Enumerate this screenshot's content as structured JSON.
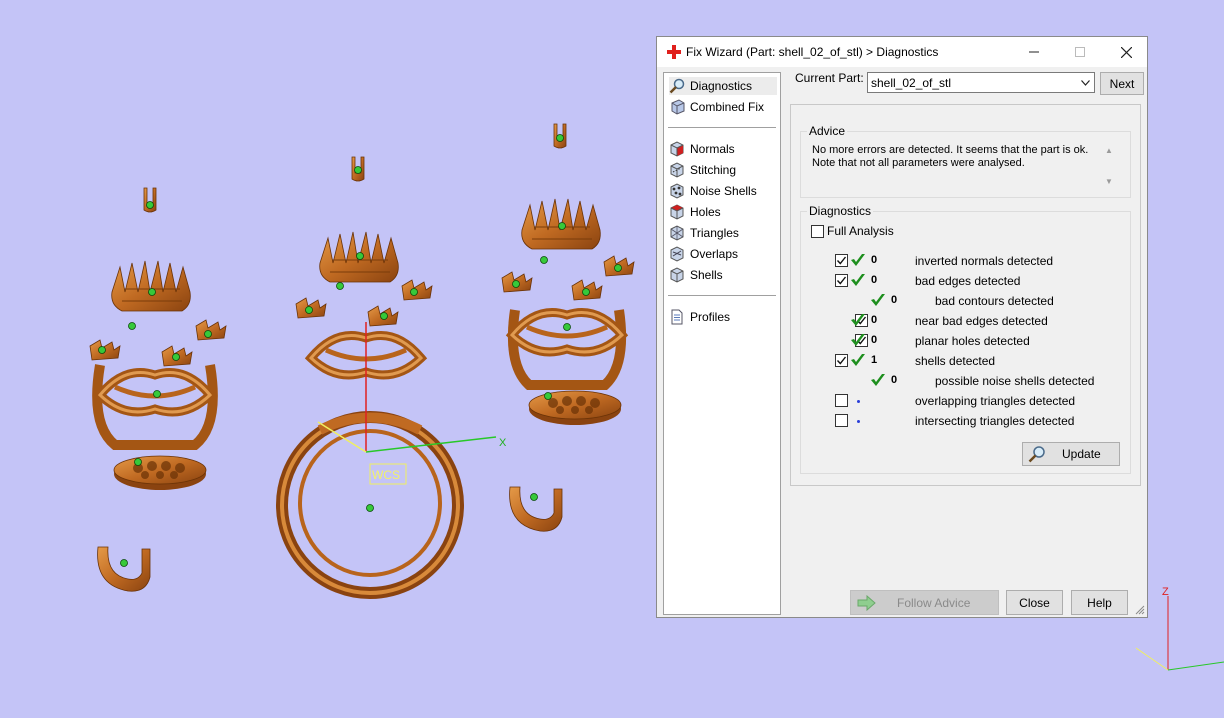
{
  "viewport": {
    "background_color": "#c4c4f7",
    "model_color": "#c8732a",
    "wcs_label": "WCS",
    "main_axis_x_label": "X",
    "corner_axis_z_label": "Z"
  },
  "dialog": {
    "title": "Fix Wizard (Part: shell_02_of_stl) > Diagnostics",
    "title_icon": "red-cross-icon",
    "window_controls": [
      "minimize",
      "maximize",
      "close"
    ],
    "nav": {
      "items": [
        {
          "label": "Diagnostics",
          "icon": "magnifier-icon",
          "selected": true
        },
        {
          "label": "Combined Fix",
          "icon": "combined-fix-icon"
        },
        {
          "label": "Normals",
          "icon": "normals-cube-icon"
        },
        {
          "label": "Stitching",
          "icon": "stitching-icon"
        },
        {
          "label": "Noise Shells",
          "icon": "noise-shells-icon"
        },
        {
          "label": "Holes",
          "icon": "holes-cube-icon"
        },
        {
          "label": "Triangles",
          "icon": "triangles-icon"
        },
        {
          "label": "Overlaps",
          "icon": "overlaps-icon"
        },
        {
          "label": "Shells",
          "icon": "shells-icon"
        },
        {
          "label": "Profiles",
          "icon": "document-icon"
        }
      ]
    },
    "current_part": {
      "label": "Current Part:",
      "value": "shell_02_of_stl",
      "next_button": "Next"
    },
    "advice": {
      "title": "Advice",
      "text_line1": "No more errors are detected. It seems that the part is ok.",
      "text_line2": "Note that not all parameters were analysed."
    },
    "diagnostics": {
      "title": "Diagnostics",
      "full_analysis_label": "Full Analysis",
      "full_analysis_checked": false,
      "rows": [
        {
          "checkbox": true,
          "checked": true,
          "status": "ok",
          "count": "0",
          "label": "inverted normals detected"
        },
        {
          "checkbox": true,
          "checked": true,
          "status": "ok",
          "count": "0",
          "label": "bad edges detected"
        },
        {
          "checkbox": false,
          "status": "ok",
          "count": "0",
          "label": "bad contours detected"
        },
        {
          "checkbox": true,
          "checked": true,
          "status": "ok",
          "count": "0",
          "label": "near bad edges detected"
        },
        {
          "checkbox": true,
          "checked": true,
          "status": "ok",
          "count": "0",
          "label": "planar holes detected"
        },
        {
          "checkbox": true,
          "checked": true,
          "status": "ok",
          "count": "1",
          "label": "shells detected"
        },
        {
          "checkbox": false,
          "status": "ok",
          "count": "0",
          "label": "possible noise shells detected"
        },
        {
          "checkbox": true,
          "checked": false,
          "status": "pending",
          "count": "",
          "label": "overlapping triangles detected"
        },
        {
          "checkbox": true,
          "checked": false,
          "status": "pending",
          "count": "",
          "label": "intersecting triangles detected"
        }
      ],
      "update_button": "Update"
    },
    "footer": {
      "follow_advice": "Follow Advice",
      "close": "Close",
      "help": "Help"
    },
    "colors": {
      "check_green": "#1e8f1e",
      "pending_dot": "#2a3fd8",
      "title_icon_red": "#e0201c"
    }
  }
}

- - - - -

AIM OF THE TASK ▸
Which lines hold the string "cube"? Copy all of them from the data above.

ANSWER SPACE ▸
          "icon": "normals-cube-icon"
          "icon": "holes-cube-icon"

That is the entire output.